One of the more striking passages to me in the gospel accounts is when our Lord is in a house teaching the crowd around him, and his mother and brothers are standing outside. Someone tells Jesus, “your family is here looking for you, wanting to take you home” — in all probability because they believed “he was out of his mind” and were concerned that the synagogue leaders would seize him unless they stepped in first. Jesus then asks a question that surely flummoxed all those around: “Who are my mother and my brothers?” They must have thought something along the lines of, “This is a rather rude way to treat your family, by not acknowledging their presence!” Christ then proceeds to give an answer that no one could have expected: “Looking about at those who sat about him, he said, ‘Here are my mother and my brothers! For whoever does the will of God, he is my brother and sister and mother” (Mark 2:21, 31–35).
What is really quite stunning is the way Jesus redraws family lines in his kingdom. Firstly, with respect to his own relationship to the household of God, he is affirming that he has a closer relationship and commitment to those who share in faith in his Word than with members of his own earthly house. As Hebrews 2:11 says, “For he who sanctifies and those who are sanctified all have one source.
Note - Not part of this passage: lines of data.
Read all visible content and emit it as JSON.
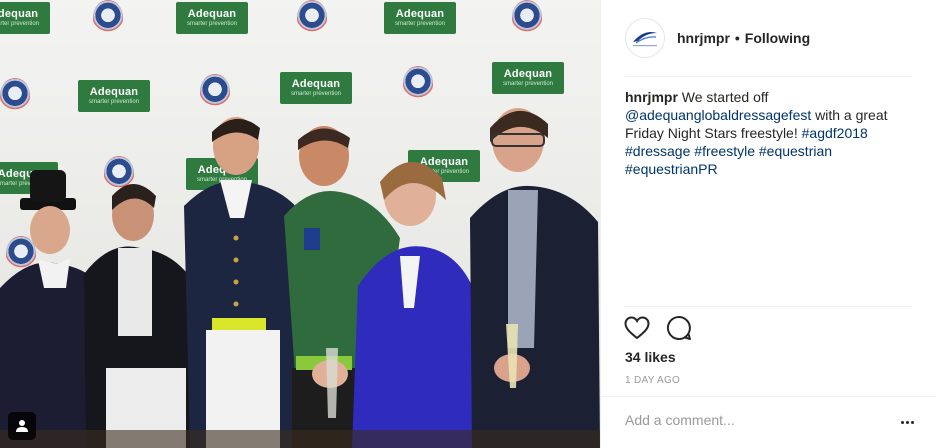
{
  "post": {
    "photo_alt": "",
    "backdrop": {
      "sponsor_logo_text": "Adequan",
      "sponsor_logo_sub": "smarter prevention"
    }
  },
  "header": {
    "username": "hnrjmpr",
    "separator": "•",
    "follow_status": "Following",
    "avatar_icon": "brand-logo-icon"
  },
  "caption": {
    "username": "hnrjmpr",
    "text_intro": "We started off",
    "mention": "@adequanglobaldressagefest",
    "text_mid": "with a great Friday Night Stars freestyle!",
    "hashtags": [
      "#agdf2018",
      "#dressage",
      "#freestyle",
      "#equestrian",
      "#equestrianPR"
    ]
  },
  "actions": {
    "like_icon": "heart-icon",
    "comment_icon": "comment-bubble-icon"
  },
  "stats": {
    "likes": "34 likes",
    "time_ago": "1 DAY AGO"
  },
  "comment_box": {
    "placeholder": "Add a comment...",
    "more_icon": "more-options-icon"
  },
  "colors": {
    "sponsor_green": "#2f7a3f",
    "link": "#003569",
    "text": "#262626",
    "muted": "#999999",
    "divider": "#efefef"
  }
}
That is why he is not ashamed to call them brothers.” Secondly, this Spirit-born and faith-united family is part of the gift given to all disciples of Christ: those who have come with their households, or even those who have been cut off from their earthly families to follow the Lord. As we read in Mark 10:29–30, “Jesus said, ‘Truly, I say to you, there is no one who has left house or brothers or sisters or mother or father or children or lands, for my sake and for the gospel,’ who will not receive a hundredfold now in this time, houses and brothers and sisters and mothers and children and lands, with persecutions, and in the age to come eternal life.”
If we say “Our Father in heaven” we are also acknowledging that as the church he has made us a holy family by his grace. And every time we gather for worship, we are experiencing a “family reunion” of a heavenly kind. What a blessing this is in a world that is full of the sad results stemming from isolation and loneliness. This is one more reason “not to neglect to meet together, as is the habit of some, but encouraging one another, and all the more as you see the Day drawing near” (Heb 10:25). Indeed let us pray that as God’s family we might grow in our eagerness to maintain the unity and peace Christ has secured for us.